(Never mind that the Qur'an reports he survived. He's called "Issa" or "Isa" in that book, as he was known throughout the Middle East. People in the reports about him have called him Esaiah, and even "Essie.") (See "Hacking the Afterlife" for those reports)
|Hacking the Afterlife|
The reports continue that he traveled with his "wife" (Mary of Magda, reportedly wed in an Essene ceremony prior to his ordeals) and together with their family (at least one, later 5) found his way to Kashmir and lived out his days as a preacher who continued to speak about life everlasting, and how the flipside is a kingdom where everyone is welcomed. Again - not my story. I am reporting.
But that's another story.
This story for today is to say, when we think of "Good Friday" maybe it's good because we can challenge the narrative with this other story - how some pals figured out a way to save the life of their friend, and his unique ability to be a healer and someone who understood reality on a different level, he was able to live out the rest of his days in relative obscurity. Happy. Still preaching, albeit to a different flock.
During one of the sessions that I filmed of speaking with him, when asked "why are you allowing this alternate story to emerge of what happened to you?" he replied "It's not alternate if it's truth."
And then we have the people who claim he still exists - that he has come to them in dreams, visions, near death events - and given them new information. People who claim he's accessible to anyone - that he "never left" because no one "leaves" - we step outside this realm and into another one. That we can incarnate from, reincarnate from, and that he's done so since then.
|Not gone. Just not here.|
It's not my belief, opinion or theory that people say these things consistently. I just film them doing so.
Here's an interview with him via Jamie Butler (from the Channeling Erik Website). I've filmed another interview with Jamie and him sometime later, have yet to post the transcripts of that interview. It's equally mind bending.
So when we think of Easter - perhaps think of the idea of resurrecting this fellow's life, becoming aware that he still may exist, that reportedly he's available to anyone who needs his help, that's he eager and willing to help anyone who reaches out for him.

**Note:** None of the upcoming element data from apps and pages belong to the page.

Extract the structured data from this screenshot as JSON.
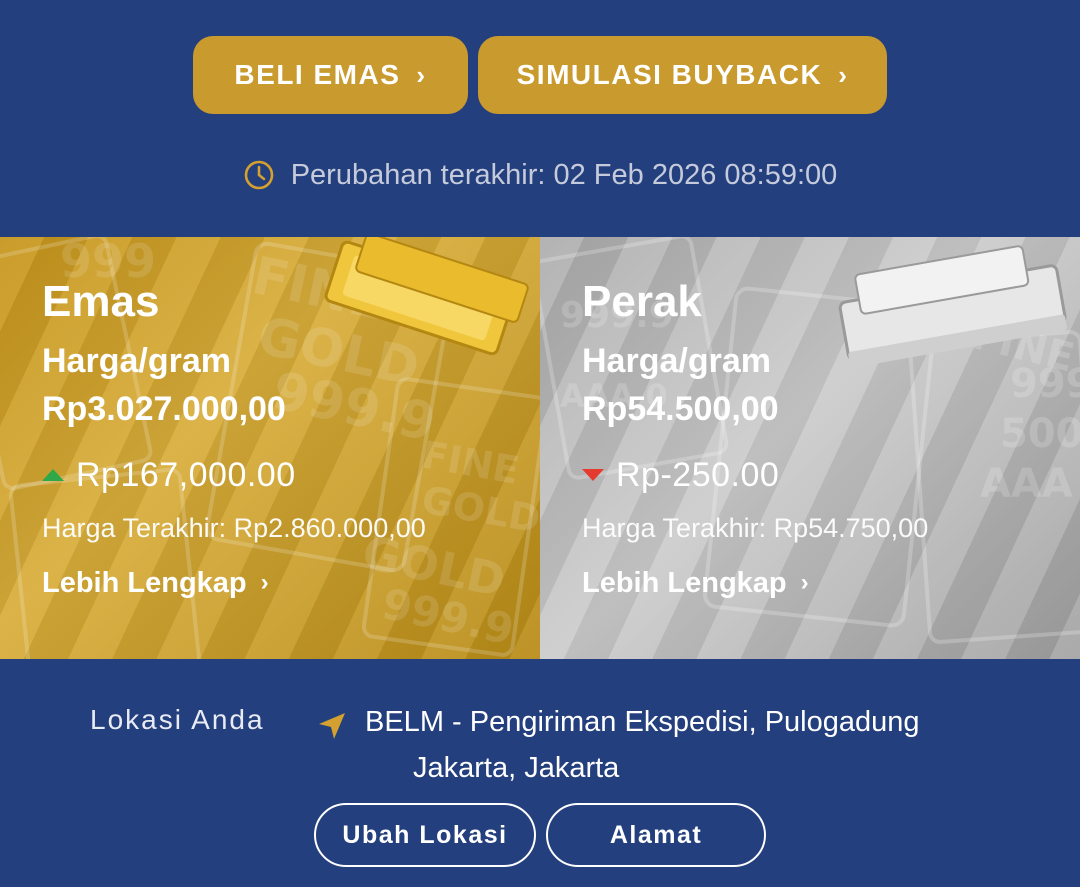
{
  "actions": {
    "buy_label": "BELI EMAS",
    "buyback_label": "SIMULASI BUYBACK",
    "chevron": "›"
  },
  "last_change": {
    "label": "Perubahan terakhir: 02 Feb 2026 08:59:00",
    "icon": "clock-icon"
  },
  "panels": [
    {
      "name": "Emas",
      "per_gram_label": "Harga/gram",
      "price": "Rp3.027.000,00",
      "change": "Rp167,000.00",
      "change_direction": "up",
      "last_price": "Harga Terakhir: Rp2.860.000,00",
      "more_label": "Lebih Lengkap",
      "indicator_color": "#2fa84a"
    },
    {
      "name": "Perak",
      "per_gram_label": "Harga/gram",
      "price": "Rp54.500,00",
      "change": "Rp-250.00",
      "change_direction": "down",
      "last_price": "Harga Terakhir: Rp54.750,00",
      "more_label": "Lebih Lengkap",
      "indicator_color": "#e53a2e"
    }
  ],
  "location": {
    "label": "Lokasi Anda",
    "line1": "BELM - Pengiriman Ekspedisi, Pulogadung",
    "line2": "Jakarta, Jakarta",
    "icon": "navigation-arrow-icon",
    "change_label": "Ubah Lokasi",
    "address_label": "Alamat"
  },
  "colors": {
    "background": "#233f7d",
    "gold_button": "#c99a2e",
    "accent_icon": "#d4a02f"
  }
}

It's an odd way of saying "Happy Easter" - because it includes the idea that we can all resurrect him by examining his story in closer detail.
That the "Second Coming" may be our awareness that he never left. Or that no one "leaves" - they return "home" to the "kingdom of home" where everyone reports a feeling of unconditional love.
But they actually use the word "home" instead of "heaven."
Again - I am just reporting.
|Graphic from the shroud with filters|
When asked during an "interview" why it was that he had such a profound effect on people who have seen him since then (hard to breathe, tears, red faces) he said "I brought more of source with me to this lifetime. When people are near me, they feel that unconditional love." ("Hacking the Afterlife" Chapter 18: "People who claim to have met Jesus.")
To which I replied "Not so much with the Romans."
And the person who was accessing him in the interview (in "Hacking the Afterlife") said "He's laughing. He just laughed when you said that."
Which is a small Easter egg unto itself.